China outlaws sexual harassment
China's legislature Sunday passed amendments to the law on women's rights protection, which "prohibits sexual harassment of women" and empowers women to "lodge complaints" to relevant organizations.
"This is the first time the issue of sexual harassment has been written into Chinese law," said Wu Changzhen, professor at the China University of Political Science and Law. "It provides the legal basis for handling such issues."
For a long time, "sexual harassment" has been regarded as a moral issue rather than a legal one in China. Of the nearly 10 sexual harassment cases that entered legal proceedings since 2001, only one plaintiff wins.
In a survey of more than 8,000 Chinese people, jointly conducted by two major media organizations Sina and Fortnight, 78 percent of the men said they had never experienced sexual harassment while the ratio was 21 percent for women.
A survey conducted by the Chinese Academy of Social Sciences shows nearly 40 percent of women in private businesses and foreign-funded businesses has experienced sexual harassment.
Chinese law experts call the new clause an improvement in China's legal system, noting the system now strives to provide all-round protection to people, both physically and psychologically.
According to the amendments passed at a meeting of the Standingcommittee of the National People's Congress (NPC), the State Council, or the cabinet, will work out China Development Program for Women and local government across the country will map out development planning for women.
The State should also work to gradually improve the ratio of women in the seats of the NPC and people's congresses at various levels.

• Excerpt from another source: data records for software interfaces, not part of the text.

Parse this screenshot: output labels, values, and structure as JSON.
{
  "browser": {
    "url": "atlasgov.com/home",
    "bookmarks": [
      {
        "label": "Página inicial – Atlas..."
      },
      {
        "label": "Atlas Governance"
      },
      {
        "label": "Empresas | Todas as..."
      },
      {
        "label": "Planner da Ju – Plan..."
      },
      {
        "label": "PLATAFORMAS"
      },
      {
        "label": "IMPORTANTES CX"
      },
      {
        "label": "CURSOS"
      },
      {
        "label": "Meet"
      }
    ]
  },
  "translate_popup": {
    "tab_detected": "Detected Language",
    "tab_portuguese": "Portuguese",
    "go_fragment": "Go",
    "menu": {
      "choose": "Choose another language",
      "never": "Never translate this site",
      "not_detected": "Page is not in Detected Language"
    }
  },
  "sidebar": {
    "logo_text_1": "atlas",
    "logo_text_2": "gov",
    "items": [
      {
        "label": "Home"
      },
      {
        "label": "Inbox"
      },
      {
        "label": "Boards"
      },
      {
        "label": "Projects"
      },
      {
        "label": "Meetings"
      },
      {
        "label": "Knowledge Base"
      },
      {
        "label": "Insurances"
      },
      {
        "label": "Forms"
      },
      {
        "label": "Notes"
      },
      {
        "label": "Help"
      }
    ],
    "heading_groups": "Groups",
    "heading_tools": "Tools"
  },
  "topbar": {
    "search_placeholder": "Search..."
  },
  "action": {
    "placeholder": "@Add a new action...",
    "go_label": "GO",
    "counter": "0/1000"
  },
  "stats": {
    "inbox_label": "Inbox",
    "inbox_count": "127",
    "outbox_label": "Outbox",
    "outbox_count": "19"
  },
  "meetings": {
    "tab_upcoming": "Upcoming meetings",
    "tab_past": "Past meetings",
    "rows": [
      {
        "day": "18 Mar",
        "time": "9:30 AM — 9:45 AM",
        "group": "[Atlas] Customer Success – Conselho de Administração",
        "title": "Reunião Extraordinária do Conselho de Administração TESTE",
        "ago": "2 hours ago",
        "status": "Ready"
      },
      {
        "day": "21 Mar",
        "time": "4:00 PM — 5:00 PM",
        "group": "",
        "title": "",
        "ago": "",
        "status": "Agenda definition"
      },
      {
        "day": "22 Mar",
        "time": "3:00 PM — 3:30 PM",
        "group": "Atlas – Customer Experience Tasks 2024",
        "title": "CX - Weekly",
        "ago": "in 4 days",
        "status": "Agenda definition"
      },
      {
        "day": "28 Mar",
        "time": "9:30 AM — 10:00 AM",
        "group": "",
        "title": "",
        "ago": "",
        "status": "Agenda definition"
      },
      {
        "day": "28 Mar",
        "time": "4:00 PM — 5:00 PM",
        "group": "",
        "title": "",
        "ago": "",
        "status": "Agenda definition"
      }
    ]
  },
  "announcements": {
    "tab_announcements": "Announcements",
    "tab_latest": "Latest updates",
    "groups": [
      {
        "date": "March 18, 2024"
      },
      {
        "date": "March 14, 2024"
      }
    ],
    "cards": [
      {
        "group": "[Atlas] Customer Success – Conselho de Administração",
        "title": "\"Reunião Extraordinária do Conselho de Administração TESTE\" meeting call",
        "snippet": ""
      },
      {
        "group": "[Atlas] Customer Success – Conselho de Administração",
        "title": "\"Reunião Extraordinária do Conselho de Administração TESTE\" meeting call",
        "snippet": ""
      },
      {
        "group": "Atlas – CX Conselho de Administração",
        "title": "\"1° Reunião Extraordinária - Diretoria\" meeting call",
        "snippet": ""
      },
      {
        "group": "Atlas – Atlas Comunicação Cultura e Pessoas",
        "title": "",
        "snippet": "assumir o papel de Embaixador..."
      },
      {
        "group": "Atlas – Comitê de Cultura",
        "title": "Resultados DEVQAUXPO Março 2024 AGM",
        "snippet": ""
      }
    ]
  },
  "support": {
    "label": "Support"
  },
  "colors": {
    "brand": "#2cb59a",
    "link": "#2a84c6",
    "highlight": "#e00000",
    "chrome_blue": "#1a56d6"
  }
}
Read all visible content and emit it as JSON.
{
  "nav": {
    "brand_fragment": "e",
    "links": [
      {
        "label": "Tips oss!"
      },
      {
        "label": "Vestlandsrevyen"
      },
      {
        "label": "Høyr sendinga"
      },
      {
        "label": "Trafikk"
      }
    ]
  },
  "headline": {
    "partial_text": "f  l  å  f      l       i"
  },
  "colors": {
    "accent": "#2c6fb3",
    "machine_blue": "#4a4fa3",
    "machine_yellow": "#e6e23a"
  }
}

New stipulations on women's issues in the amendments include political rights, employment, birth insurance and domestic violence.